2012 New York City Marathon
York City Marathon was canceled Friday by Mayor
Michael Bloomberg after mounting criticism that this
was not the time for a race while the region is still
recovering from superstorm Sandy.
"That controversy (about holding the race) grew and
division grew over the course of the week," Howard
Wolfson, NYC deputy mayor for government affairs and
communications, said at a press conference about the
cancellation on Friday night. "Those of us who love
the city and those of us who love the race realized it
wasn't the marathon if it wasn't a unifying event."
Mary Wittenberg, president of New York Road Runners (NYRR)
which organizes the marathon, said at the press
conference that officials and organizers talked about
a modified race or postponing the event, but decided
it was best to cancel it this year. All the supplies
-- including generators, food and water -- will be
redeployed to people who need it.
This is the first time the
marathon has been cancelled in the event's history. CBS
News correspondent Michelle Miller spoke to a group of
Irish runners who were extremely angry since they spent
$30,000 to get to New York City in time for the marathon.
About 47,000 runners were expected to compete on Sunday.
But, with people in storm-ravaged areas still shivering
without electricity and the death toll in New York City at
more than 40, many New Yorkers recoiled at the prospect of
police officers being assigned to protect a marathon on
An estimated 40,000 runners from around the world had been
expected to take part in the 26.2-mile event. The race had
been scheduled to start in Staten Island, one of the
hardest-hit areas by this week's storm.
"We would not want a cloud to hang over the race or its
participants, and so we have decided to cancel it," the
mayor said in a statement. "We cannot allow a controversy
over an athletic event -- even one as meaningful as this
-- to distract attention away from all the critically
important work that is being done to recover from the
storm and get our city back on track."
Bloomberg called the marathon an "integral part of New
York City's life for 40 years" and "an event tens of
thousands of New Yorkers participate in and millions more
He still insisted that holding the race would not require
diverting resources from the recovery effort, but
understood the level of friction.
"It is clear it that it has become the source of
controversy and division," Bloomberg said. "The marathon
has always brought our city together and inspired us with
stories of courage and determination.
Earlier, Bloomberg had said he hoped to lift spirits and
unite the stricken city when he decided to press ahead
with this weekend's marathon. Instead, the move became a
source of division Friday, with some New Yorkers - even
some runners - saying this is not the time for a road

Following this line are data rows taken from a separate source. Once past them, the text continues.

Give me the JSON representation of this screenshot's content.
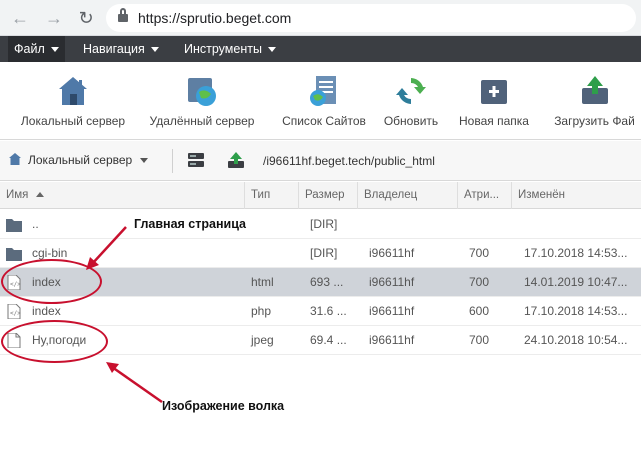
{
  "browser": {
    "url": "https://sprutio.beget.com",
    "icons": [
      "back-arrow-icon",
      "forward-arrow-icon",
      "reload-icon",
      "lock-icon"
    ]
  },
  "menu": [
    {
      "label": "Файл"
    },
    {
      "label": "Навигация"
    },
    {
      "label": "Инструменты"
    }
  ],
  "toolbar": [
    {
      "label": "Локальный сервер",
      "icon": "home-icon"
    },
    {
      "label": "Удалённый сервер",
      "icon": "remote-server-globe-icon"
    },
    {
      "label": "Список Сайтов",
      "icon": "sites-list-icon"
    },
    {
      "label": "Обновить",
      "icon": "refresh-icon"
    },
    {
      "label": "Новая папка",
      "icon": "new-folder-icon"
    },
    {
      "label": "Загрузить Фай",
      "icon": "upload-icon"
    }
  ],
  "pathbar": {
    "server": "Локальный сервер",
    "path": "/i96611hf.beget.tech/public_html"
  },
  "table": {
    "columns": [
      "Имя",
      "Тип",
      "Размер",
      "Владелец",
      "Атри...",
      "Изменён"
    ],
    "rows": [
      {
        "name": "..",
        "type": "",
        "size": "[DIR]",
        "owner": "",
        "attr": "",
        "modified": "",
        "icon": "folder-icon"
      },
      {
        "name": "cgi-bin",
        "type": "",
        "size": "[DIR]",
        "owner": "i96611hf",
        "attr": "700",
        "modified": "17.10.2018 14:53...",
        "icon": "folder-icon"
      },
      {
        "name": "index",
        "type": "html",
        "size": "693 ...",
        "owner": "i96611hf",
        "attr": "700",
        "modified": "14.01.2019 10:47...",
        "icon": "code-file-icon",
        "selected": true
      },
      {
        "name": "index",
        "type": "php",
        "size": "31.6 ...",
        "owner": "i96611hf",
        "attr": "600",
        "modified": "17.10.2018 14:53...",
        "icon": "code-file-icon"
      },
      {
        "name": "Ну,погоди",
        "type": "jpeg",
        "size": "69.4 ...",
        "owner": "i96611hf",
        "attr": "700",
        "modified": "24.10.2018 10:54...",
        "icon": "file-icon"
      }
    ]
  },
  "annotations": {
    "main_page": "Главная страница",
    "wolf_image": "Изображение волка",
    "color": "#c8102e"
  }
}
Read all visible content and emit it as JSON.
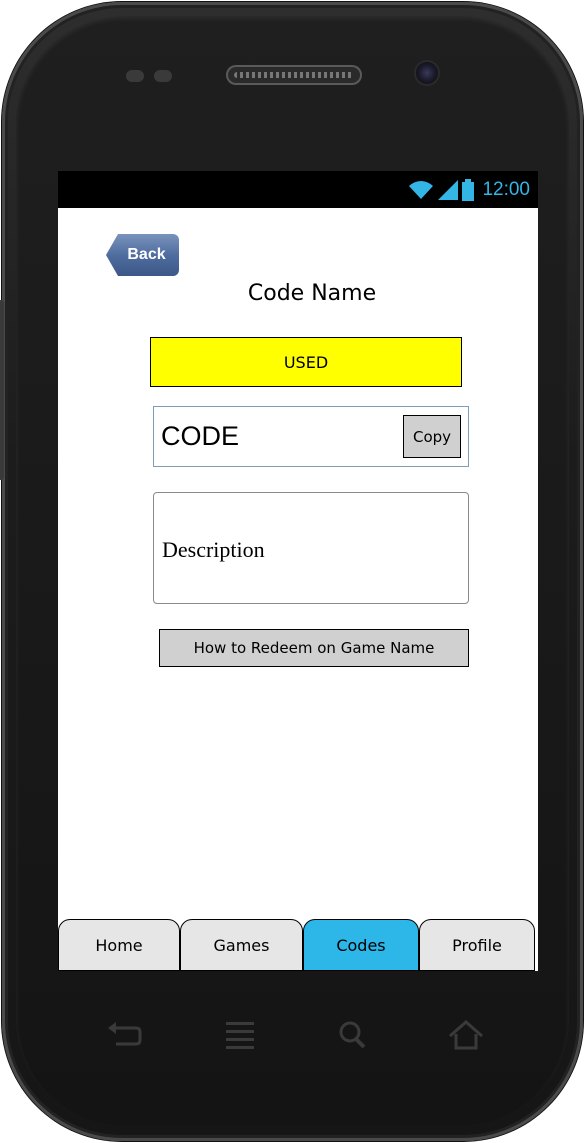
{
  "status_bar": {
    "time": "12:00",
    "accent": "#33b5e5"
  },
  "screen": {
    "back_label": "Back",
    "title": "Code Name",
    "status_badge": "USED",
    "code_value": "CODE",
    "copy_label": "Copy",
    "description": "Description",
    "howto_label": "How to Redeem on Game Name"
  },
  "tabs": [
    {
      "label": "Home",
      "active": false
    },
    {
      "label": "Games",
      "active": false
    },
    {
      "label": "Codes",
      "active": true
    },
    {
      "label": "Profile",
      "active": false
    }
  ],
  "nav_buttons": [
    "back-icon",
    "menu-icon",
    "search-icon",
    "home-icon"
  ],
  "colors": {
    "badge": "#ffff00",
    "active_tab": "#2db6e8",
    "back_button": "#4f6d9f"
  }
}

They complained that holding the event just six days after
Sandy would be insensitive and tie up precious resources
when many people are still suffering.
The marathon's start is in Staten Island, the hardest hit
part of the city, with at least 19 dead.
Before the race was cancelled, some marathon runners had
posted Facebook messages vowing to head to the race's
starting line in Staten Island to spend the day
volunteering, not racing.
Even some hotel owners took a stance on the issue. The
Hilton Garden Inn in Staten Island, which has served as a
refuge for people affected by the storm, has vowed to turn
away marathoners - even those with reservations - in order
to preserve rooms for storm evacuees.
"How do I tell people who have no place to go, that have
no home, that have no heat, that you have to leave because
I have to make room for somebody who has to run a
marathon?" hotel owner Richard Nicotra told NY 1 News.
But the last-minuteness of the cancellation has many
runners, some who have traveled from different parts of
the world, frustrated.
"I agree that canceling it was the right move, but it the
decision should have been made immediately," said Joel
Schrock, who was hosting a runner for the weekend. "It's
frustrating that they waited so long."
Some runners at the New Yorker Hotel in midtown -- just
above the blackout zone caused by the superstorm -- were
in the lobby crying when they learned the race was off.
One person was curled up on a couch, sobbing.
"We spend a year on this," said Gisela Clausen of Munich.
"We don't eat what we want. We don't drink what we want.
And we're on the streets for hours. We live for this
marathon, but we understand."
The fee to participate in the race is $250. Roberto
Dell'Olmo, from Vercelli in northern Italy, said he "would
like that the money I give from the marathon goes to
A charity called Race 2 Recover has been started to allow
marathon runners to donate their hotel rooms to NYC
residents who cannot return to their homes, instead of
simply cancelling them. Displaced New Yorkers can also use
the website to help locate a place for them to stay on a
first come first serve basis.